Prag-Mac-tic Anarchism or MACotage

As long as we're slave-labor drones, we might as well take what we can. Following are some ways in which Mac users can appropriate software and computer use resources for their own amusement and gain:

Fun with networked printers: Since printers are tied in to computer networks, and those networks are networked, you can print on printers other than in your own office.

Fun on file servers: It's remarkable just how forgetful, careless or ignorant system administrators and other networked users can be, even when it comes to important or confidential data. Depending on your level of access, you can move things around, copy things to your hard drive, rename files, or move folders inside folders. Fun huh? Some organizations (such as universities) actually have file servers with shareware archives that anyone can freely copy.

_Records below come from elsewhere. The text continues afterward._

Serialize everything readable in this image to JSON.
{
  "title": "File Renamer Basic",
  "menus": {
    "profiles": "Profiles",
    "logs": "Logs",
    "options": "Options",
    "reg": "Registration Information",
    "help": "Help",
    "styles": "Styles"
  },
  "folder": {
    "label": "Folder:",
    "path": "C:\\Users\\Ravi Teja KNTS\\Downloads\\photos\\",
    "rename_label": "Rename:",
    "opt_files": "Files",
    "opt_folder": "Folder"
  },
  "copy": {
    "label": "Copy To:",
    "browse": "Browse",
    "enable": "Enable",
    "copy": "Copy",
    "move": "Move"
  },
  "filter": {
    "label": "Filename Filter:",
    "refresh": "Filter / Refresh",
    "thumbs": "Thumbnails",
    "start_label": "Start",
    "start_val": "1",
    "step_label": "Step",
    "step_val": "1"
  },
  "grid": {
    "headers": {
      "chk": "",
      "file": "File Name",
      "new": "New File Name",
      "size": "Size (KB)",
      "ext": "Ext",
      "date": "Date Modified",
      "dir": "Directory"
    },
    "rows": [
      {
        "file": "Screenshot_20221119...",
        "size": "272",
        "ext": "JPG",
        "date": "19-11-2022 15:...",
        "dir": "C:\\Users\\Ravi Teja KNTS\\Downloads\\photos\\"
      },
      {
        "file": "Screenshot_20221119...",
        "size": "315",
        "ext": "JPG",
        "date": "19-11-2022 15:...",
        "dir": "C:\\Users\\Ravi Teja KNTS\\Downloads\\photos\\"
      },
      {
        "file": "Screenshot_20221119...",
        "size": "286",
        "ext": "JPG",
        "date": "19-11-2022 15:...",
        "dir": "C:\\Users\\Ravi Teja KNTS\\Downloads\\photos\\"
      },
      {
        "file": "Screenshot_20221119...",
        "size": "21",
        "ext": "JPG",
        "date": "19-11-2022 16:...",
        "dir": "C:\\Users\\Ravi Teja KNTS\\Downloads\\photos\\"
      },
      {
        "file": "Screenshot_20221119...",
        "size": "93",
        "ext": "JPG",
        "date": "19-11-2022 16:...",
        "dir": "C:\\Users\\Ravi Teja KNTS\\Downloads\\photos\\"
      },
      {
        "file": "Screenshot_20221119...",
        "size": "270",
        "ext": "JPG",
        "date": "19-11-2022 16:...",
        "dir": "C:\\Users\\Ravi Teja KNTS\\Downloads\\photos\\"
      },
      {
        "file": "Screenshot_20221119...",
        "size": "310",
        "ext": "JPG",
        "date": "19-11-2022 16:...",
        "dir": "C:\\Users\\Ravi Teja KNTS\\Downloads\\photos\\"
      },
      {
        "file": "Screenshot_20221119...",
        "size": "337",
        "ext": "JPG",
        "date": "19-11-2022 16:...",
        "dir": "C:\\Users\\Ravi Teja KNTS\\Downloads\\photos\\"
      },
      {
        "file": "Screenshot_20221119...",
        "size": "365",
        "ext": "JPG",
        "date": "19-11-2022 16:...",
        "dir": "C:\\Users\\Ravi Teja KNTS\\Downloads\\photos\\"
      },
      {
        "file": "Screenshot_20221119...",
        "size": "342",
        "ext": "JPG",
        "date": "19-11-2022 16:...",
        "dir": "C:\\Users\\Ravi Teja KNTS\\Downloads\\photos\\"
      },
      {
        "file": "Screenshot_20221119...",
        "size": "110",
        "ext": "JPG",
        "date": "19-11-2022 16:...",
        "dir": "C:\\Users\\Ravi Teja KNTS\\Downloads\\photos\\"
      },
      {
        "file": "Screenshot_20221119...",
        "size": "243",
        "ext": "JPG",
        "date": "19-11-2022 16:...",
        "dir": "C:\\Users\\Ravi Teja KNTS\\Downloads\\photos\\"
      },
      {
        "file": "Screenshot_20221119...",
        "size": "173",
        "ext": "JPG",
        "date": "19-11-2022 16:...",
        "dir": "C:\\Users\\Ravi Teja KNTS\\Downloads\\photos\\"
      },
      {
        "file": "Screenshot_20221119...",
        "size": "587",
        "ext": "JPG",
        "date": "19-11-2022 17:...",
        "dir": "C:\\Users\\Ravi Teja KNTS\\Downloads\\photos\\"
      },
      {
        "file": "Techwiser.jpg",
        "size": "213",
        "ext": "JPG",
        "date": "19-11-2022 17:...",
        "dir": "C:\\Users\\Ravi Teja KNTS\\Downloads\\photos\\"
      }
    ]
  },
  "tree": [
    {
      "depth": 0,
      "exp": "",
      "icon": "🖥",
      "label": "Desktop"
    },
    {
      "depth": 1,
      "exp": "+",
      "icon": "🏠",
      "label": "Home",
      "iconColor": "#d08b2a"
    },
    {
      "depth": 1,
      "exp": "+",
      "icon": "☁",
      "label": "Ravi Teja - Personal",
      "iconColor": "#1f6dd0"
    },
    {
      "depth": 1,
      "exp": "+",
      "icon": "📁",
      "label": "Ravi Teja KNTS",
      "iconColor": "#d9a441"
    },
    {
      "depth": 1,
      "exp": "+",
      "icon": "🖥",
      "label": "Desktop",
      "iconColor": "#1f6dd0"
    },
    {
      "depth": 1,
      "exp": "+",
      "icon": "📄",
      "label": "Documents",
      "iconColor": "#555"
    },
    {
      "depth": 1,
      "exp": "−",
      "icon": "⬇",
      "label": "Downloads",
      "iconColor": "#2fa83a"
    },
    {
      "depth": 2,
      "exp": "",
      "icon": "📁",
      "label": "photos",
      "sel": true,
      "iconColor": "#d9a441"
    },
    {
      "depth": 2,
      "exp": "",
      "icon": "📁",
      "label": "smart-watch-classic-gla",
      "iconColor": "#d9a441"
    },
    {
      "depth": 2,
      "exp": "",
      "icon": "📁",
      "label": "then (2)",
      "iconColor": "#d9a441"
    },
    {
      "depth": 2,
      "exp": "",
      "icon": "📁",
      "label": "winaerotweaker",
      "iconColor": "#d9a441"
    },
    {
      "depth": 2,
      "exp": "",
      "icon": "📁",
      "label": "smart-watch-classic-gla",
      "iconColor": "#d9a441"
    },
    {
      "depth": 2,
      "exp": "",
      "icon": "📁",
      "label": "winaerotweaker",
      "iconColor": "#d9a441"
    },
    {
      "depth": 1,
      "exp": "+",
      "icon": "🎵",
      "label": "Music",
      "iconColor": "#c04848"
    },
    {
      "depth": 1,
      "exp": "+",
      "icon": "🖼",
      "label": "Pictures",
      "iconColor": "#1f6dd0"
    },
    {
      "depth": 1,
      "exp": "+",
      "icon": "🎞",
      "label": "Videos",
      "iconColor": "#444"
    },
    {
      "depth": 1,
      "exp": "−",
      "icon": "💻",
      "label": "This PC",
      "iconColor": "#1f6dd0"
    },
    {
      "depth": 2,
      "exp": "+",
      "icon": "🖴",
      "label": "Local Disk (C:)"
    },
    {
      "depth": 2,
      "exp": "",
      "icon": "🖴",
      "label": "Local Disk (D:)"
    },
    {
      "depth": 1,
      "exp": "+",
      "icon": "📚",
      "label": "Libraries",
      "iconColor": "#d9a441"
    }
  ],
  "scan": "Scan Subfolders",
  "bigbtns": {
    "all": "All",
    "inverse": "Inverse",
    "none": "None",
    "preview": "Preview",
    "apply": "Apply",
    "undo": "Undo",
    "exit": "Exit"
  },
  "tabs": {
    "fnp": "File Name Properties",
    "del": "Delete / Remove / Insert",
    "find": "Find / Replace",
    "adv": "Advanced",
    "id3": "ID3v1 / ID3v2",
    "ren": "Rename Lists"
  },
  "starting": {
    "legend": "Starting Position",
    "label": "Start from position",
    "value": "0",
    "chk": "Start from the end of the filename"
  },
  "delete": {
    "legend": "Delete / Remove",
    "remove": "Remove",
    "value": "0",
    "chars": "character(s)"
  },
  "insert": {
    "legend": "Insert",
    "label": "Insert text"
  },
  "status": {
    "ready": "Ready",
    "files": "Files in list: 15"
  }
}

Fun with mail and communications: QuickMail will allow you to "attach" documents to whatever mail message you're sending. If you're at a large organization or university, you've almost certainly got Internet access. Using QuickMail's "Address Book--Special Address" feature, you can create your very own address book with Internet e-mail addresses. Then you can send mail and/or attachments to yourself and your friends while at work. You could even e-mail confidential financial documents to your inside contact at a competing company. Fax software such a MaxFax will allow you to fax most any document to any fax number.

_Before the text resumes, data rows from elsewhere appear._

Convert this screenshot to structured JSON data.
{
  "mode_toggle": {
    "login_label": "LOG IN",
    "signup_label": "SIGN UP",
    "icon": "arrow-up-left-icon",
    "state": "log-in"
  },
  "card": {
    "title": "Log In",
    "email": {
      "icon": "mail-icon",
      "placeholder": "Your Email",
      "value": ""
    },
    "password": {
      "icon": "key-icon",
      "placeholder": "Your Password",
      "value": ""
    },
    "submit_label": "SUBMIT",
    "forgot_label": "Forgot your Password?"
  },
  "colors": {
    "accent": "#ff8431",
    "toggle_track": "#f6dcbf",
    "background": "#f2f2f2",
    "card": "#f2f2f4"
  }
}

This is a short excerpt of a longer document. For the entire document, or more information, please contact: How Do You Spell It Productions, PO Box 460896, San Francisco, CA 94146-0896, U.S.A.

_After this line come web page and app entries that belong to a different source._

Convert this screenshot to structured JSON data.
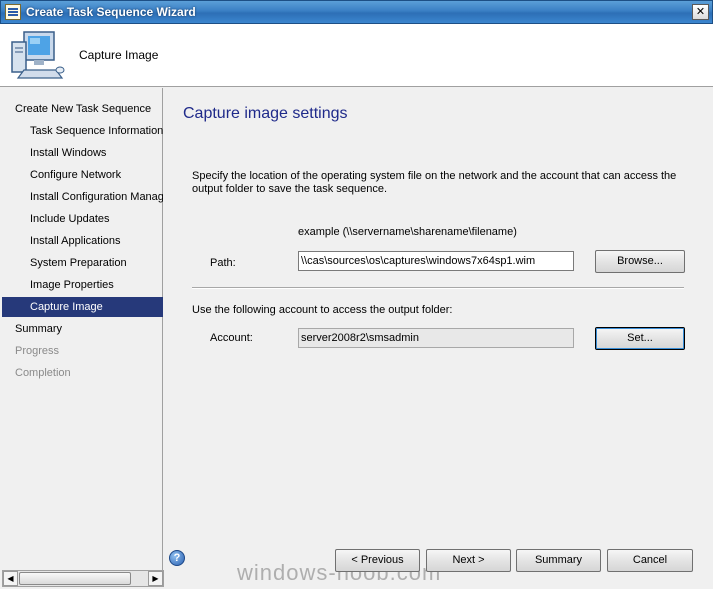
{
  "window": {
    "title": "Create Task Sequence Wizard",
    "close_glyph": "✕"
  },
  "header": {
    "heading": "Capture Image"
  },
  "nav": {
    "items": [
      {
        "label": "Create New Task Sequence",
        "level": 0,
        "state": "normal"
      },
      {
        "label": "Task Sequence Information",
        "level": 1,
        "state": "normal"
      },
      {
        "label": "Install Windows",
        "level": 1,
        "state": "normal"
      },
      {
        "label": "Configure Network",
        "level": 1,
        "state": "normal"
      },
      {
        "label": "Install Configuration Manag",
        "level": 1,
        "state": "normal"
      },
      {
        "label": "Include Updates",
        "level": 1,
        "state": "normal"
      },
      {
        "label": "Install Applications",
        "level": 1,
        "state": "normal"
      },
      {
        "label": "System Preparation",
        "level": 1,
        "state": "normal"
      },
      {
        "label": "Image Properties",
        "level": 1,
        "state": "normal"
      },
      {
        "label": "Capture Image",
        "level": 1,
        "state": "active"
      },
      {
        "label": "Summary",
        "level": 0,
        "state": "normal"
      },
      {
        "label": "Progress",
        "level": 0,
        "state": "disabled"
      },
      {
        "label": "Completion",
        "level": 0,
        "state": "disabled"
      }
    ]
  },
  "main": {
    "title": "Capture image settings",
    "description": "Specify the location of the operating system file on the network and the account that can access the output folder to save the task sequence.",
    "example": "example (\\\\servername\\sharename\\filename)",
    "path_label": "Path:",
    "path_value": "\\\\cas\\sources\\os\\captures\\windows7x64sp1.wim",
    "browse_label": "Browse...",
    "account_intro": "Use the following account to access the output folder:",
    "account_label": "Account:",
    "account_value": "server2008r2\\smsadmin",
    "set_label": "Set..."
  },
  "footer": {
    "help_glyph": "?",
    "previous_label": "< Previous",
    "next_label": "Next >",
    "summary_label": "Summary",
    "cancel_label": "Cancel",
    "watermark": "windows-noob.com"
  },
  "colors": {
    "active_nav": "#26397a",
    "title_blue": "#1f2a8a",
    "titlebar": "#3a7fc4"
  }
}
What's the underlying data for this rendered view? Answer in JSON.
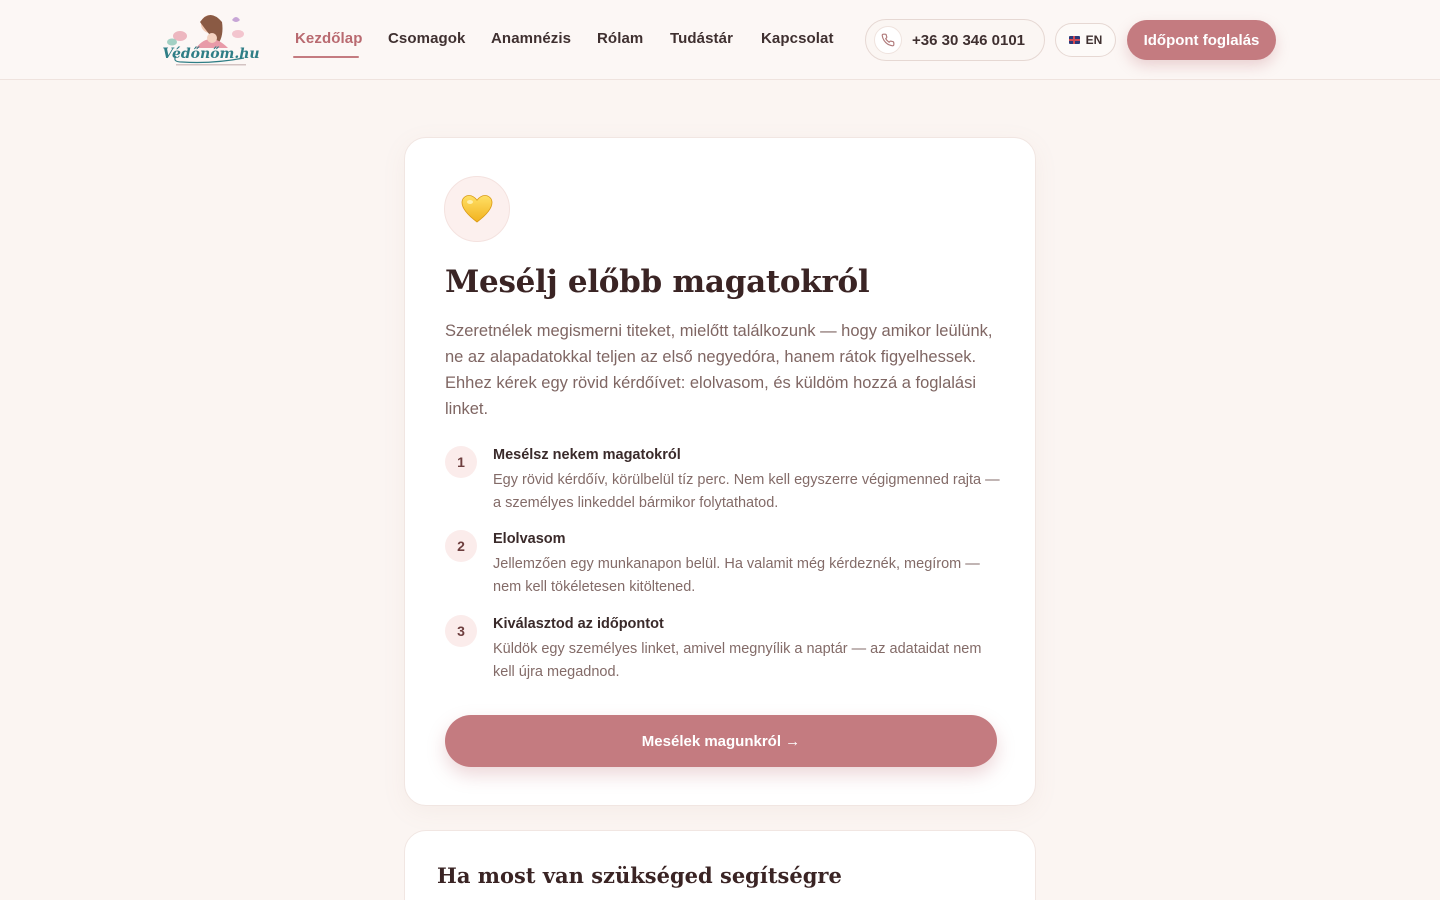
{
  "brand": {
    "logo_text": "Védőnőm.hu",
    "icon": "mother-baby-logo"
  },
  "nav": {
    "items": [
      {
        "label": "Kezdőlap",
        "active": true
      },
      {
        "label": "Csomagok",
        "active": false
      },
      {
        "label": "Anamnézis",
        "active": false
      },
      {
        "label": "Rólam",
        "active": false
      },
      {
        "label": "Tudástár",
        "active": false
      },
      {
        "label": "Kapcsolat",
        "active": false
      }
    ]
  },
  "header": {
    "phone": "+36 30 346 0101",
    "phone_icon": "phone-icon",
    "language": "EN",
    "language_icon": "uk-flag-icon",
    "book_label": "Időpont foglalás"
  },
  "intro_card": {
    "icon": "yellow-heart-icon",
    "title": "Mesélj előbb magatokról",
    "text": "Szeretnélek megismerni titeket, mielőtt találkozunk — hogy amikor leülünk, ne az alapadatokkal teljen az első negyedóra, hanem rátok figyelhessek. Ehhez kérek egy rövid kérdőívet: elolvasom, és küldöm hozzá a foglalási linket.",
    "steps": [
      {
        "number": "1",
        "title": "Mesélsz nekem magatokról",
        "desc": "Egy rövid kérdőív, körülbelül tíz perc. Nem kell egyszerre végigmenned rajta — a személyes linkeddel bármikor folytathatod."
      },
      {
        "number": "2",
        "title": "Elolvasom",
        "desc": "Jellemzően egy munkanapon belül. Ha valamit még kérdeznék, megírom — nem kell tökéletesen kitöltened."
      },
      {
        "number": "3",
        "title": "Kiválasztod az időpontot",
        "desc": "Küldök egy személyes linket, amivel megnyílik a naptár — az adataidat nem kell újra megadnod."
      }
    ],
    "cta_label": "Mesélek magunkról →"
  },
  "help_card": {
    "title": "Ha most van szükséged segítségre"
  },
  "colors": {
    "accent": "#c47b80",
    "background": "#fbf5f2",
    "card": "#ffffff",
    "heading": "#3a2424",
    "body_text": "#7f6663"
  }
}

Majority Of Mothers "Do Not Want To Take A Job"

Two out of three mothers would choose to stay at home with their children and nor work if they could afford to do so. But 40 percent went back to work within three months of their baby being born. According to a survey, a third of working mothers feel guilty about being away from home and 60 percent say that child benefit payments are "very important"--9 percent more than a survey found last year. Only 15 percent of mothers were "very keen" to return to work, 40 percent "quite keen," 24 percent "not very keen" and 20 percent "not at all" keen. Even though a large number of women said they would rather be at home, half of all the mothers who worked believed their ability to be a parent was enhanced by the change in environment, mental stimulation and social contact.

from The Times, London